Unfortunately, because the story is a relatively straight forward one the novel contains few real surprises. First of all the survivors are chased to the top of the mountain and then they're chased back down again until they find themselves back in the lodge where they started as the situation becomes overwhelming. Throughout this journey they fight off wave after wave of zombie attacks and meet a couple of new characters along the way but it all feels a bit relentless and monotonous, like a novelised version of the old Sega video game classic, ĎHouse of the Deadí. It is during these parts of the novel that the lack of diverse and convincing characterisation is most apparent. One gets the sense that Loubier is more interested in his zombies than he is his survivors and his supporting characters feel so thinly sketched that it's difficult to feel anything when they are so easily met and then so readily disposed of within a dozen pages or so. As for Charlie and Grace, they are more convincing and Loubier clearly cares about them more than the zombie fodder he serves up elsewhere. To his credit his focus on Grace towards the novelís conclusion results in some of his best writing.
However, perhaps the biggest problem I had with the novel was accepting the practical implications of hundreds (if not thousands) of zombies coming to life on a mountain side once every 50 years, devouring anybody who happens to get in their way and then no outside party being any the wiser as to what has happened until the next time it occurs. There is a plot development that explains why this might be the case and the novelís final scene hints at how it may be achieved but I wasnít convinced. Wouldnít the families of the dead be kicking up a fuss of some sort, especially as everyone who went to the same venue appears to have gone missing on the same evening? Itís an aspect of the story that risks shattering the suspension of disbelief a reader must generate if they are to be convinced by any work of fiction and for me it was a stretch too far.

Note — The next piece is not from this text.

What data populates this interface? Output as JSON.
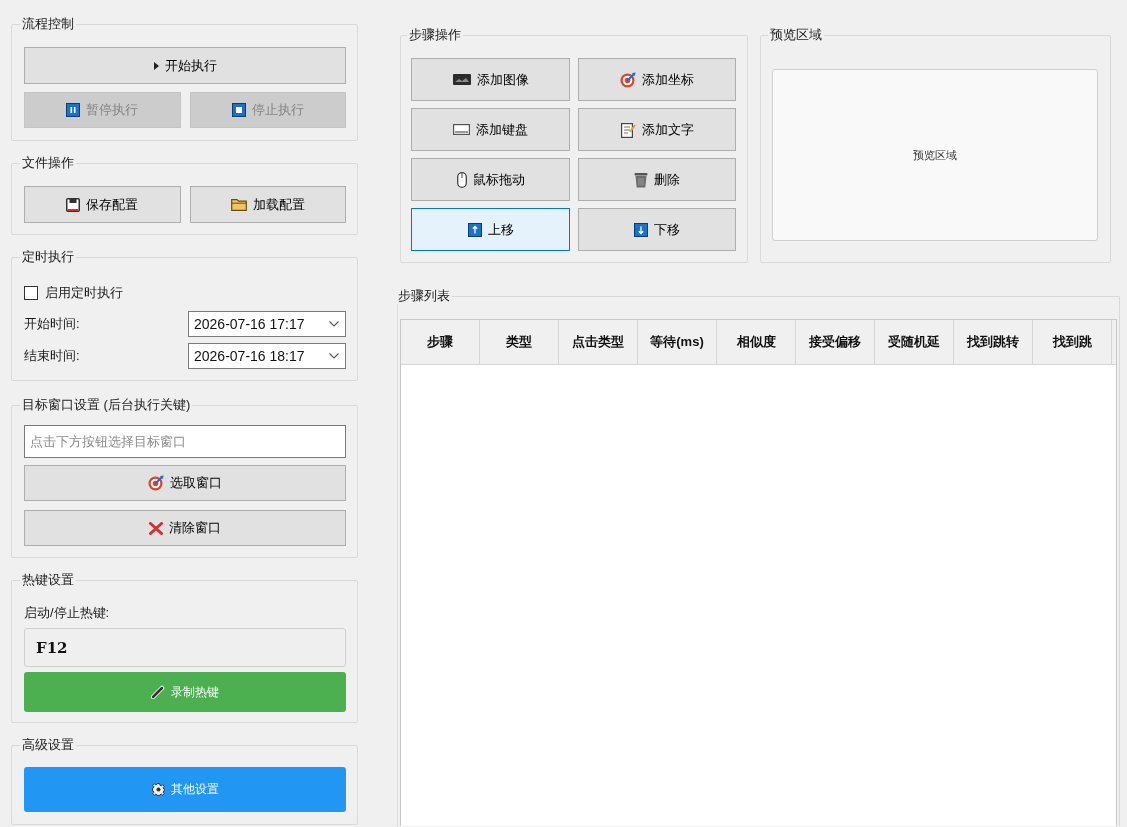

Overall this is a fast-paced read, perhaps too much so as Loubier seems to be in a rush to get from one scene of set-piece carnage to the next without investing in his characters and the plot to the degree he should. However, he does have a knack for conjuring up some vivid and gruesome imagery and the novelís unique setting, along with the practical difficulties it poses for the characters, at least attempts something different within the zombie genre. Loubier also balances the horrendous with the hilarious and this, combined with a flair for effective moments of horror, makes him worth keeping an eye on.